(Entries supplied begins)

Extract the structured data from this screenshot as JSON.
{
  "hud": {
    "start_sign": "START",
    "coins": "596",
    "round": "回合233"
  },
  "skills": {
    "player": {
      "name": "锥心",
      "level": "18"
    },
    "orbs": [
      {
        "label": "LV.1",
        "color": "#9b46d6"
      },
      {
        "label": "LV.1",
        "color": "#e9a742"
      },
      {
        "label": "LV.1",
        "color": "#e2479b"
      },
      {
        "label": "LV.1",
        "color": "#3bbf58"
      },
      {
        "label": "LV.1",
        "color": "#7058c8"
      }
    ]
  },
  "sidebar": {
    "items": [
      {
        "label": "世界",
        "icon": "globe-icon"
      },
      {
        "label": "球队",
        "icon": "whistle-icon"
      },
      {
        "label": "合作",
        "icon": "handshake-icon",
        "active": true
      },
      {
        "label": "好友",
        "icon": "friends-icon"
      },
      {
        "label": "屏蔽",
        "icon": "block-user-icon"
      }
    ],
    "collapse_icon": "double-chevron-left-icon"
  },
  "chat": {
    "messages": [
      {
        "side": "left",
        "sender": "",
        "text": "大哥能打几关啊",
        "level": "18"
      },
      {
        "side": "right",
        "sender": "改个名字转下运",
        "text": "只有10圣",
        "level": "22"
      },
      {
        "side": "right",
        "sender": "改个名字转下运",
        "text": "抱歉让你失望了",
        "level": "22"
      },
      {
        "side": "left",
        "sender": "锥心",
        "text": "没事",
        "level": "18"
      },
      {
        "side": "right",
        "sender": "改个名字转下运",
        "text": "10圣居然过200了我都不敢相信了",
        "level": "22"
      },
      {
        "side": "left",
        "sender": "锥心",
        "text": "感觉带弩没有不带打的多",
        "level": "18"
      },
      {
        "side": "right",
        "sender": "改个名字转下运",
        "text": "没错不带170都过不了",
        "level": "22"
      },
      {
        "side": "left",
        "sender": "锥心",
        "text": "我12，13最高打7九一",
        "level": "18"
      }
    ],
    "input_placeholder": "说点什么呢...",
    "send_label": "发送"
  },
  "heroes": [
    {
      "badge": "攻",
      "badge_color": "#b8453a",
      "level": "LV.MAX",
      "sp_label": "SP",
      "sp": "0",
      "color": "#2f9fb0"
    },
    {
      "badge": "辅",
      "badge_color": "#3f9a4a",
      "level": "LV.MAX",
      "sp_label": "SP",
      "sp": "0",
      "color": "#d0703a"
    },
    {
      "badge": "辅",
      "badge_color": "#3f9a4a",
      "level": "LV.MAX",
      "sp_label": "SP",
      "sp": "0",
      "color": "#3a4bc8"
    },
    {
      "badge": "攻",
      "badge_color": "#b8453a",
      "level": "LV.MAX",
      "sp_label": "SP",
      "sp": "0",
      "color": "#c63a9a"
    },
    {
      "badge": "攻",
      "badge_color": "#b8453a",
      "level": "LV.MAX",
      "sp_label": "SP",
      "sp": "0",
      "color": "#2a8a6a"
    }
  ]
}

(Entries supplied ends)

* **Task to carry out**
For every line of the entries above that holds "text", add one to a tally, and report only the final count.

* **Answer to this exercise**
8